Component data from apps and pages.

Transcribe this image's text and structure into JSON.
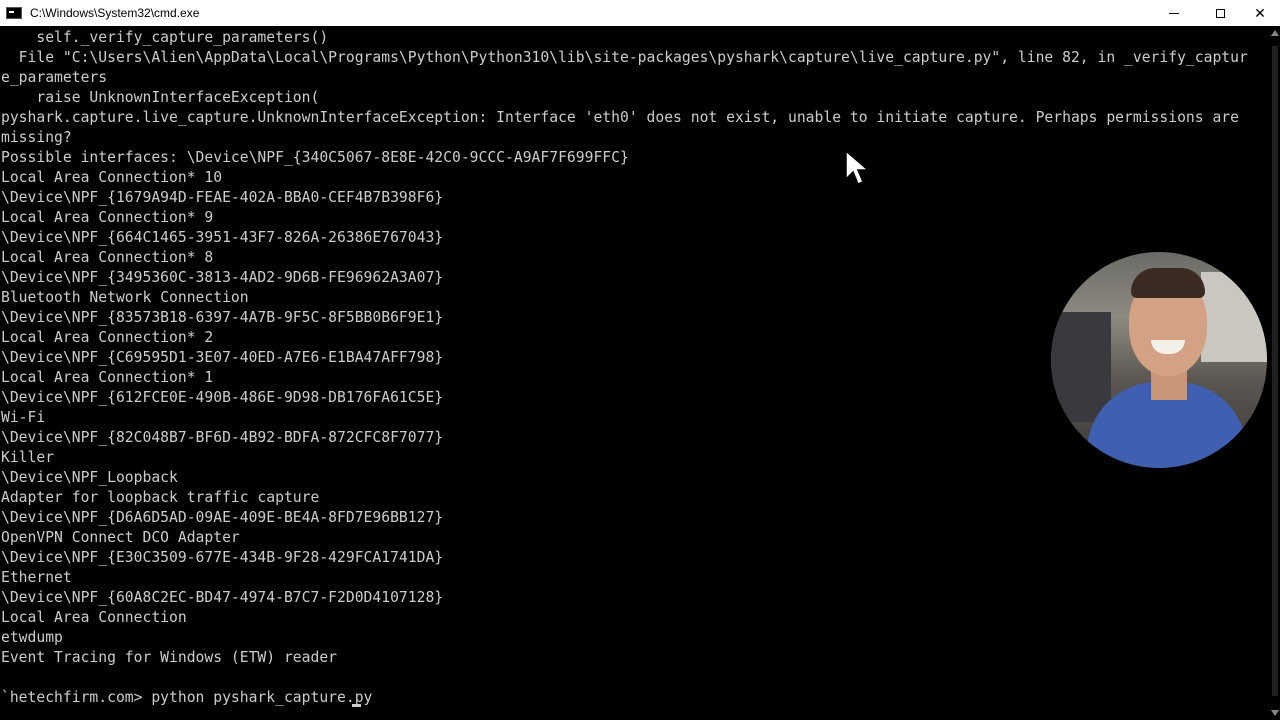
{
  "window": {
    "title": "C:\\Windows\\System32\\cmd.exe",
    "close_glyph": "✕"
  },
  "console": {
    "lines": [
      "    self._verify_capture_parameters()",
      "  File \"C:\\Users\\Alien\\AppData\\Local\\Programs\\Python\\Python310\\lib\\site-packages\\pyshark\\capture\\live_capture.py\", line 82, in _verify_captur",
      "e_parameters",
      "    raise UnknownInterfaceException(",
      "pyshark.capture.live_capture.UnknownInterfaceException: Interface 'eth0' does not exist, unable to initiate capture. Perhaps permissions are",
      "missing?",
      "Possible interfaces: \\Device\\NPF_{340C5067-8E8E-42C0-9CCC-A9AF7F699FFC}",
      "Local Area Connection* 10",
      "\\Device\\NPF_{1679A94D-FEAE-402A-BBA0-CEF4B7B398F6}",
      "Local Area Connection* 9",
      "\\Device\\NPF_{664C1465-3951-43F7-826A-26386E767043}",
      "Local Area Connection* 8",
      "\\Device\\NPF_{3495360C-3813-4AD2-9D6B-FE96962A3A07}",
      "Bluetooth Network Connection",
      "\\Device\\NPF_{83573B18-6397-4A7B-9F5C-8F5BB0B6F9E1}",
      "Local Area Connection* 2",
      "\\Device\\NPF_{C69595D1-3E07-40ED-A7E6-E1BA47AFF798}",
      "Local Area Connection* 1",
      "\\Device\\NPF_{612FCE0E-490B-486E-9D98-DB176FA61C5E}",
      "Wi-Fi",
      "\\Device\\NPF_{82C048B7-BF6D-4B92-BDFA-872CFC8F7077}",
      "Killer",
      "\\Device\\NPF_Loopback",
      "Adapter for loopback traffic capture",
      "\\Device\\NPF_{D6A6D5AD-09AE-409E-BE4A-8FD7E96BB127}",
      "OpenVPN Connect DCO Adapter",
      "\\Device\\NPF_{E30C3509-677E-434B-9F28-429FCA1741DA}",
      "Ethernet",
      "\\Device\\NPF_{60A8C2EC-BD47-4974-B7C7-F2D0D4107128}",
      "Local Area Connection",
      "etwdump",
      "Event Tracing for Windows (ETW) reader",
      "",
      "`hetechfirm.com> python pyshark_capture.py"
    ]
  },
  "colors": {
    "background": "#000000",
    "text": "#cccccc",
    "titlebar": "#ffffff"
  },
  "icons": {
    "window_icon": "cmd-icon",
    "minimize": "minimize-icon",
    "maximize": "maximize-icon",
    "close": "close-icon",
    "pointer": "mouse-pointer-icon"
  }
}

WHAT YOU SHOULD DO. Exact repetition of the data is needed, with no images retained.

OUTPUT OF THE TASK.
Transcribe this image's text and structure into JSON.
{
  "window": {
    "title": "C:\\Windows\\System32\\cmd.exe",
    "close_glyph": "✕"
  },
  "console": {
    "lines": [
      "    self._verify_capture_parameters()",
      "  File \"C:\\Users\\Alien\\AppData\\Local\\Programs\\Python\\Python310\\lib\\site-packages\\pyshark\\capture\\live_capture.py\", line 82, in _verify_captur",
      "e_parameters",
      "    raise UnknownInterfaceException(",
      "pyshark.capture.live_capture.UnknownInterfaceException: Interface 'eth0' does not exist, unable to initiate capture. Perhaps permissions are",
      "missing?",
      "Possible interfaces: \\Device\\NPF_{340C5067-8E8E-42C0-9CCC-A9AF7F699FFC}",
      "Local Area Connection* 10",
      "\\Device\\NPF_{1679A94D-FEAE-402A-BBA0-CEF4B7B398F6}",
      "Local Area Connection* 9",
      "\\Device\\NPF_{664C1465-3951-43F7-826A-26386E767043}",
      "Local Area Connection* 8",
      "\\Device\\NPF_{3495360C-3813-4AD2-9D6B-FE96962A3A07}",
      "Bluetooth Network Connection",
      "\\Device\\NPF_{83573B18-6397-4A7B-9F5C-8F5BB0B6F9E1}",
      "Local Area Connection* 2",
      "\\Device\\NPF_{C69595D1-3E07-40ED-A7E6-E1BA47AFF798}",
      "Local Area Connection* 1",
      "\\Device\\NPF_{612FCE0E-490B-486E-9D98-DB176FA61C5E}",
      "Wi-Fi",
      "\\Device\\NPF_{82C048B7-BF6D-4B92-BDFA-872CFC8F7077}",
      "Killer",
      "\\Device\\NPF_Loopback",
      "Adapter for loopback traffic capture",
      "\\Device\\NPF_{D6A6D5AD-09AE-409E-BE4A-8FD7E96BB127}",
      "OpenVPN Connect DCO Adapter",
      "\\Device\\NPF_{E30C3509-677E-434B-9F28-429FCA1741DA}",
      "Ethernet",
      "\\Device\\NPF_{60A8C2EC-BD47-4974-B7C7-F2D0D4107128}",
      "Local Area Connection",
      "etwdump",
      "Event Tracing for Windows (ETW) reader",
      "",
      "`hetechfirm.com> python pyshark_capture.py"
    ]
  },
  "colors": {
    "background": "#000000",
    "text": "#cccccc",
    "titlebar": "#ffffff"
  },
  "icons": {
    "window_icon": "cmd-icon",
    "minimize": "minimize-icon",
    "maximize": "maximize-icon",
    "close": "close-icon",
    "pointer": "mouse-pointer-icon"
  }
}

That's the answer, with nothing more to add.